  35. Another way to avoid review by the Federal Circuit is to have the parties waive such review by the terms of the dispute clauses in their contracts, as was permitted in Minesen Co. v. McHugh, 671 F.3d 1332, 1338 (Fed. Cir. 2012). Such clauses, however, are rarae aves outside of the nonappropriated funds instrumentality context.
  36. See Carol Park Conroy & Martin J. Harty, Alternative Dispute Resolution at the ASBCA, Briefing Papers No. 00-7 (June 2000).
  37. When we moved into our current facilities in the mid-1980s, four small courtrooms was about right for our workload and the types of hearings held. Now, with somewhat fewer, but longer, trials, and with far more reliance on document-intensive, electronically-presented hearings, we are considering consolidating into two larger courtrooms set up to meet modern electronic standards.
  38. See 41 U.S.C. § 7106(b).
  39. The CDA provides for an accelerated procedure where less than $100,000 is in dispute, but this accelerated procedure is not insulated from appellate review, see 41 U.S.C. § 7106(a), and Board Rule 12.3 implementing it, still requires the consideration of such appeals by at least two judges, so it does not address the root causes of judicialization, even if it supports limitations on discovery and shorter briefing schedules.
  40. See supra text accompanying notes 24–28.
  41. The dollar limits on Equal Access to Justice Act fee rates, see 28 U.S.C. § 2412(d)(2)(A) (2012), generally mean that, even when successful, appellants will not be made whole for their attorney fees.
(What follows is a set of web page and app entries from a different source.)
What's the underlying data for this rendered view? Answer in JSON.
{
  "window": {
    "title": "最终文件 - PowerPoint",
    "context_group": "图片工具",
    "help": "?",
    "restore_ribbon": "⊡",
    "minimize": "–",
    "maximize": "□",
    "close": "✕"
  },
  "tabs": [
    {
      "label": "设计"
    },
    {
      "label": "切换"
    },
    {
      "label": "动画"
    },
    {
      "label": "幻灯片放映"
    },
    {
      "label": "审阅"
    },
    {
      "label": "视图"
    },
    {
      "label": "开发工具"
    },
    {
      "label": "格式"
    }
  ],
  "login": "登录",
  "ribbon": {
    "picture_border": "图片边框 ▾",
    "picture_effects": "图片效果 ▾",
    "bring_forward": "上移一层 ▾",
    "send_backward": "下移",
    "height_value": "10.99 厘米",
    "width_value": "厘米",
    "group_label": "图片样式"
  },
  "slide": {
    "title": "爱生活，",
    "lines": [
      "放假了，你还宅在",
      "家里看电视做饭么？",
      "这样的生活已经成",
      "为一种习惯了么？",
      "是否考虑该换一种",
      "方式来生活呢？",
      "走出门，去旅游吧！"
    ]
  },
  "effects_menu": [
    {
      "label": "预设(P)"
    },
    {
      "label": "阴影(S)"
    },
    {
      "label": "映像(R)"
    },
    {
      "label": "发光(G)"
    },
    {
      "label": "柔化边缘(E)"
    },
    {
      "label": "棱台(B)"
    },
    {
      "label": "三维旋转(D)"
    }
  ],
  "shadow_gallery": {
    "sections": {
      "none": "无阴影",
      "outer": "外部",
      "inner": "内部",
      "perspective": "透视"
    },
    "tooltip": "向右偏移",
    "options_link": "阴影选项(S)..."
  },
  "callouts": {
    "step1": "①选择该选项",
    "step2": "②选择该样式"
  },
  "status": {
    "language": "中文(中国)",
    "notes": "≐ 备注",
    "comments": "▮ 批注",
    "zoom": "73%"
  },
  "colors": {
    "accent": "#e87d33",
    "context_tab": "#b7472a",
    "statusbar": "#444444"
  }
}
  42. See Todd Constr., L.P. v. United States, 656 F.3d 1306, 1314 (Fed. Cir. 2011).
  43. See Metcalf Constr. Co. v. United States, 742 F.3d 984 (Fed. Cir. 2014).
  44. See Laguna Constr. Co. v. Carter, 828 F.3d 1364 (Fed. Cir. 2016).
  45. See 28 U.S.C. § 2514 (2012).
  46. See Supply & Serv. Team GmbH, ASBCA No. 59630 17-1 BCA ¶ 36,678, at 178,601.